### Given entries

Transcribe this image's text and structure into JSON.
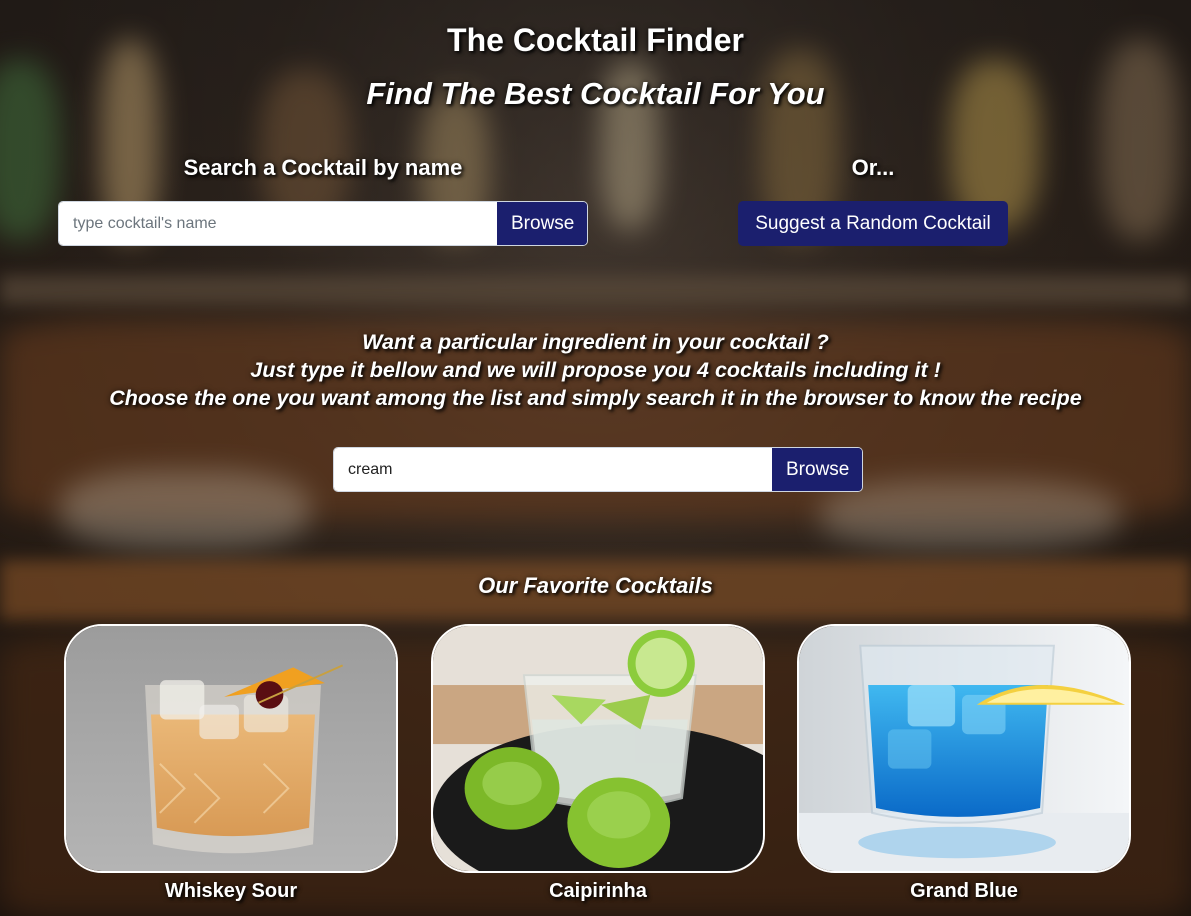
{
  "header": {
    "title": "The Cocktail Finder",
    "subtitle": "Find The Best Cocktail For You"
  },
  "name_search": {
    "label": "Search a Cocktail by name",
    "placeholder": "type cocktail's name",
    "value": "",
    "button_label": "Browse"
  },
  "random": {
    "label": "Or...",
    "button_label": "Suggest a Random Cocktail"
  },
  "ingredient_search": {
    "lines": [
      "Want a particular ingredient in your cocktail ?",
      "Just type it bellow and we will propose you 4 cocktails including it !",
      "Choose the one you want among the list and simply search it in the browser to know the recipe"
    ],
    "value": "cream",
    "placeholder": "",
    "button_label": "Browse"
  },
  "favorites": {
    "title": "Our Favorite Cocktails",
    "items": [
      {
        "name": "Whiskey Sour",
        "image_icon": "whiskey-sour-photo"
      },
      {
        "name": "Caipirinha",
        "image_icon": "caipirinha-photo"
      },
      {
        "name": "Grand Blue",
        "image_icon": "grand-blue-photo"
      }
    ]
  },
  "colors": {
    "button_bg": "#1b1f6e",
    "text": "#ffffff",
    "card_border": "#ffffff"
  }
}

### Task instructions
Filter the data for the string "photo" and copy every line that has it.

### Task answer
        "image_icon": "whiskey-sour-photo"
        "image_icon": "caipirinha-photo"
        "image_icon": "grand-blue-photo"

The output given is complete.